Urban regeneration has been a key element of post Second World War government policy. It is used to renew brownfield areas left barren by the departure of industry and where the government is now trying to attract new populations to previously unpopular areas. This dissertation is concerned with analyzing the role of private developers in partnership arrangements for urban regeneration and the role that community participation needs to play.
Governmental policy and trends among contemporary literature focuses on other bodies in this relationship and the private sector is often little mentioned in discussions. It aims to thoroughly review existing literature to analyse current thinking and examine if there is a counter-argument against this trend. Detailed interviews gave a realistic view on development. It was found that in reality the bodies involved don’t fall into easily defined sectors and take a view which is aware of the complexities of the process. Community participation is shown as being of limited use in brownfield development.

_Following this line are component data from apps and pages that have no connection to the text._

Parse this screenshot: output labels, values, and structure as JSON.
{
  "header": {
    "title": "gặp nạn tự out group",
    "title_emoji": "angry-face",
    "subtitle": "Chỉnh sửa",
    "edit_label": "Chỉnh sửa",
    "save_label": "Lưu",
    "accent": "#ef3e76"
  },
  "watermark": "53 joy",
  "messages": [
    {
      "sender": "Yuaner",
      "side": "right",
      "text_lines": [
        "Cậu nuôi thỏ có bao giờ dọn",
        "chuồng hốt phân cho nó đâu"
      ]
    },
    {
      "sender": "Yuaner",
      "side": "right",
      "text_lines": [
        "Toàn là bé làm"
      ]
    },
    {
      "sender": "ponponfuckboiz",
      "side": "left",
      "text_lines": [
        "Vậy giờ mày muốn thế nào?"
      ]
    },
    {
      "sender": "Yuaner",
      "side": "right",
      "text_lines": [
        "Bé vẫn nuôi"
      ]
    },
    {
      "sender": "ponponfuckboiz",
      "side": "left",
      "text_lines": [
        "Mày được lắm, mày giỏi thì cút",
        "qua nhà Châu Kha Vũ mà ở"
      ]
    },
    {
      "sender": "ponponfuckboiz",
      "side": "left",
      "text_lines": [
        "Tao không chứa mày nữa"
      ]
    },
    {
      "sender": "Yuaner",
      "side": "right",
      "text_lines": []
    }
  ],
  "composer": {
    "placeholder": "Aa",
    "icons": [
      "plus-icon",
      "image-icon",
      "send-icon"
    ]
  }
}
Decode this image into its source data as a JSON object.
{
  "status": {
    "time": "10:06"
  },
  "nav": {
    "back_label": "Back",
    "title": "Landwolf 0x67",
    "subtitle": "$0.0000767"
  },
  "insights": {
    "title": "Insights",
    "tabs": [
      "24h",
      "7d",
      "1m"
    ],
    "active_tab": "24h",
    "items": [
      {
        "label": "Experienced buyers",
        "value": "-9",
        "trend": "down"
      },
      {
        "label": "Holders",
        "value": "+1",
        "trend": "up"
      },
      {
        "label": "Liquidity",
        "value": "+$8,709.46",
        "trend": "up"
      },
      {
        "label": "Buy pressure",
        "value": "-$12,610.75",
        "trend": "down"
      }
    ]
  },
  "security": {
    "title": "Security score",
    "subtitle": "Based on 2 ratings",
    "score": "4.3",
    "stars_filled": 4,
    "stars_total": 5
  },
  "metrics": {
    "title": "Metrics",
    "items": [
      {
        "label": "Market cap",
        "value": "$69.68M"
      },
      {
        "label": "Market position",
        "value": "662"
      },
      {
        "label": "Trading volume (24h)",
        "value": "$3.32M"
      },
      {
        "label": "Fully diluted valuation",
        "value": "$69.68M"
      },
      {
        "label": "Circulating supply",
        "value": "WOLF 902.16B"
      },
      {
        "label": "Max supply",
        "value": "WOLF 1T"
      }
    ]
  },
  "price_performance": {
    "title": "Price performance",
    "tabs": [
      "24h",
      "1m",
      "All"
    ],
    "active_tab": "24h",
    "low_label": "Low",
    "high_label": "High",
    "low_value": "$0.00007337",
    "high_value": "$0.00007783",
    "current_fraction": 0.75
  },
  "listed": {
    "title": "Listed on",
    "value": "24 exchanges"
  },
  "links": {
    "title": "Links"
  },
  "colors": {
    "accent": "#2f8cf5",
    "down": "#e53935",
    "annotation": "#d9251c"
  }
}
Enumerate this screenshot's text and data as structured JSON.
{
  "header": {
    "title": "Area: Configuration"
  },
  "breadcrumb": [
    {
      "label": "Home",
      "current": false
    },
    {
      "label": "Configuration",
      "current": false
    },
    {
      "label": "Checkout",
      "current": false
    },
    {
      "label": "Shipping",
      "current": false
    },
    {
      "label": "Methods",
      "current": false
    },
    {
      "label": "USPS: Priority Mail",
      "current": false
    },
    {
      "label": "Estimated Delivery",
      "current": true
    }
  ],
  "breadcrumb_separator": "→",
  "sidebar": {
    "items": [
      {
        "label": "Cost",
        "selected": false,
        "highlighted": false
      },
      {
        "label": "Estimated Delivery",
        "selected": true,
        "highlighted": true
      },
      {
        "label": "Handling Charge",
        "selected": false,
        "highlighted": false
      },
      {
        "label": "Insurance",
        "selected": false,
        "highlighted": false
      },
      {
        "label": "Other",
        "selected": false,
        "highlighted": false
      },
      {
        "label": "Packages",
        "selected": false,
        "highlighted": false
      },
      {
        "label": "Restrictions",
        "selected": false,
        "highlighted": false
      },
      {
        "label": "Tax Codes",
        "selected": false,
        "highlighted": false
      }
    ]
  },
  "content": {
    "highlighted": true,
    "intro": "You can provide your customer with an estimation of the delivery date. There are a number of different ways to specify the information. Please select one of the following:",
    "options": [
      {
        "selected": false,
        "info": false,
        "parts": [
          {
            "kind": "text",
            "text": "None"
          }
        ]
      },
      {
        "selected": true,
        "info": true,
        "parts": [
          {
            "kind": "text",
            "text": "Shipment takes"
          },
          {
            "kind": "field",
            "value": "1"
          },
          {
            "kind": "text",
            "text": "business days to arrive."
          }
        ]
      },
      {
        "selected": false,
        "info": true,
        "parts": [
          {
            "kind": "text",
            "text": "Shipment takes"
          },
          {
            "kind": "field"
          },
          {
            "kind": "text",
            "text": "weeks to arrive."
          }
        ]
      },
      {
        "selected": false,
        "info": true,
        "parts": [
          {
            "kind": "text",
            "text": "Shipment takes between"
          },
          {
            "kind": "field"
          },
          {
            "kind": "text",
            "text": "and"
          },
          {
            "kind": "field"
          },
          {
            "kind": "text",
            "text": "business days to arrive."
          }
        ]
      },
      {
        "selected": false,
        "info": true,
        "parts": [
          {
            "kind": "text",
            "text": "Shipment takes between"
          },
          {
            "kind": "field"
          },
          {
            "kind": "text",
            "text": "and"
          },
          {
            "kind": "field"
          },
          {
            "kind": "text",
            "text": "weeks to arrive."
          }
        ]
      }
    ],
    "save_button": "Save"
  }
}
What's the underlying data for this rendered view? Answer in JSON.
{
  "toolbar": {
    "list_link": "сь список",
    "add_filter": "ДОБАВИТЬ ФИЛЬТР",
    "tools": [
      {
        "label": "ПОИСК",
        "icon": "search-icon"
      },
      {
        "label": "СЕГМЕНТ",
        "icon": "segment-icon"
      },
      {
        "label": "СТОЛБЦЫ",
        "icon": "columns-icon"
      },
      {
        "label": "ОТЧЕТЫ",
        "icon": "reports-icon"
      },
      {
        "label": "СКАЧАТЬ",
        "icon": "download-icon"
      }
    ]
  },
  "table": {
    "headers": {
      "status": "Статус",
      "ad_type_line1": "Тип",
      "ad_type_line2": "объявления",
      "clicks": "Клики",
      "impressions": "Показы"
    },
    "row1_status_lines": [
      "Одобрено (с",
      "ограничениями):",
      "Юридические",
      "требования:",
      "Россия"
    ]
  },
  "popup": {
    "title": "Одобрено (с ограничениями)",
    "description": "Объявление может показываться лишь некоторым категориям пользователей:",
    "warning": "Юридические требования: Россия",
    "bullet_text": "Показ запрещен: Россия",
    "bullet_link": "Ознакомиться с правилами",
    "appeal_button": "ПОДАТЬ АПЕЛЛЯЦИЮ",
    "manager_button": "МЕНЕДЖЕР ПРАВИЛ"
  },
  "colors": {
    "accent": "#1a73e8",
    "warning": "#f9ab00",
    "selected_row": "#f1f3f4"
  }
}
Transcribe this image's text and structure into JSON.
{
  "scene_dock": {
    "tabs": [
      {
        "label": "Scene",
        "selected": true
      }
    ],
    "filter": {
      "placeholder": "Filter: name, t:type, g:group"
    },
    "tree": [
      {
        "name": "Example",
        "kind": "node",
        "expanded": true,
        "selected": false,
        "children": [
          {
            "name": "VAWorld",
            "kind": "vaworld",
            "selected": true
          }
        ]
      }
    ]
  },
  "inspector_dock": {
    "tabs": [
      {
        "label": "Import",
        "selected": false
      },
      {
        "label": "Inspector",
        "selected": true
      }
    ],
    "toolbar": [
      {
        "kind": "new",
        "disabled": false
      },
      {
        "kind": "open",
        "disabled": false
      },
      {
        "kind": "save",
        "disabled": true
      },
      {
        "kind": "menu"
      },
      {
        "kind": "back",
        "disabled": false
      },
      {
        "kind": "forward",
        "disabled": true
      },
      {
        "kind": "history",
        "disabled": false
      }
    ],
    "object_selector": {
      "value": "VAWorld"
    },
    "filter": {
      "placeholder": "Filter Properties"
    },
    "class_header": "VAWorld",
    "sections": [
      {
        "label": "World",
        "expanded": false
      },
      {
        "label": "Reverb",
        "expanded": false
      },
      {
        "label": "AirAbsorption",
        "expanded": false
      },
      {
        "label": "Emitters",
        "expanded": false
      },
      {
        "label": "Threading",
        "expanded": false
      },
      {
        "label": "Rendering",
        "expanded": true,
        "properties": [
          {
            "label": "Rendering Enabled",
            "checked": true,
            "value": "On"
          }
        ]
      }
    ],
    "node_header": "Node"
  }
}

It determines that the private sector functions best when aware of what is required through detailed plans and is able to adapt to changing circumstances without interference. The objective of this project is to try to gain some understanding of how the private sector is treated in partnership arrangements. I aim to investigate if the public sector and other partners in regeneration projects are aware of the levels of risk that the private developer and investor are taking on board when they agree to participate in urban regeneration schemes.
I will to show that whilst much has been written on other partners in the process such as the local community and the public sector, the private sector has been under-analysed by academics and government organisations. I aim to go some way towards rectifying this situation and show that the private sector does not just play a financial role but can also help to improve social and longer-term values for the area being improved. I will use the Granton Waterfront project which is one of Europe’s largest brownfield development sites as a case study to show how modern property-led urban regeneration projects have adapted to new circumstances and have learnt from past projects.
- 15,000 words – 48 pages in length
- Excellent use of literature
- Good analysis of subject area
- Well written throughout
- Ideal for real estate management students
1 – Introduction
Aims and Objectives
2 – Methodology
3 – Academic Background and Literature Review
History and rationale for urban redevelopment
Partnership and community participation: current thinking
Views against the contemporary thinking on the private sector in partnership and participation
The role of location specifics such as brownfield and waterfront development
4 – Case Study
A brief history
Plans for regeneration
5 – Findings
Ease of development
6 – Conclusions